For the last two weeks (ending September 12), all of the national COVID metrics again showed continued improvement with positive test results, fatalities and hospitalizations all falling around 15%.
The number of positive tests reported daily fell from about 42,000 to 37,000. That is lowest level since late June. The daily number of tests completed drifted lower from about 725,000 to just under 700,000. The decline accelerated in the back half of the two-week period. The decline does not appear to relate to testing capacity but instead to people’s interest in getting tested. Few are going to go to the hassle of being tested unless they are sick or are required to do so to go back to school, work, get a medical procedure or some other similar circumstance. The positivity rate also continued to trend down, falling to 5.16% for Week 37.
The controversy around testing continues. It is now abundantly clear that referring to positive test reports as “new cases” is extremely misleading. This article in Bloomberg documents that here in Harris County many of the so-called “new cases” were actually tests from weeks, or in some cases even months, before.
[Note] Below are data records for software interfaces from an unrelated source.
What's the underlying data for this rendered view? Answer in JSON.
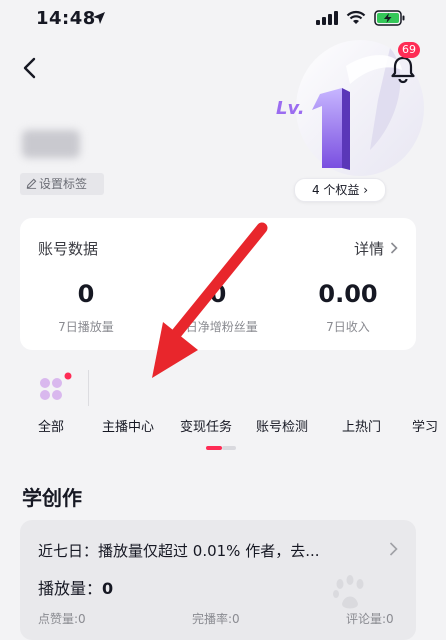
{
  "status_bar": {
    "time": "14:48"
  },
  "header": {
    "notification_count": "69"
  },
  "level": {
    "label": "Lv.",
    "number": "1",
    "benefits_label": "4 个权益 ›"
  },
  "profile": {
    "set_tag_label": "设置标签"
  },
  "account_data": {
    "title": "账号数据",
    "detail_label": "详情",
    "metrics": [
      {
        "value": "0",
        "label": "7日播放量"
      },
      {
        "value": "0",
        "label": "7日净增粉丝量"
      },
      {
        "value": "0.00",
        "label": "7日收入"
      }
    ]
  },
  "tabs": [
    "全部",
    "主播中心",
    "变现任务",
    "账号检测",
    "上热门",
    "学习"
  ],
  "learn": {
    "title": "学创作",
    "card_headline": "近七日：播放量仅超过 0.01% 作者，去...",
    "plays_label": "播放量：",
    "plays_value": "0",
    "stats": [
      "点赞量:0",
      "完播率:0",
      "评论量:0"
    ]
  },
  "colors": {
    "accent": "#fe2c55",
    "arrow": "#e8262c",
    "level_purple": "#8b5cf6"
  }
}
This means that the positivity rate and the R(t) calculations have little value as indicators of the current level of infection.
The summer increase in fatalities topped out in Week 31 (ending August 1) at a daily average of just over 1,100. Since then fatalities have declined steadily, reaching an average of 710 last week. The rate of decrease accelerated over the last two weeks.
The four-week lagging case fatality rate has now been below 2% for the last six weeks and fell to 1.35% last week, the lowest level since the pandemic began.
Hospitalizations also continued to decline over the past two weeks and are now approaching the levels prior to the summer surge in cases. ICU bed usage and those on ventilators also dropped. The of number of patients on ventilators fell by 22%, a further indication that ventilation is increasingly becoming a last resort treatment.
All indications are that the levels of infection, and in particular, of serious disease, are on the decline. Of course, we do not really know why but most likely it is the result of the combined effects of the various suppression efforts we have adopted and growing naturally acquired immunity. So far, there is no indication that Labor Day or schools restarting have set off a new surge but it is early. In a couple of more weeks we should have a better read on how those factors are going to affect the course of the pandemic.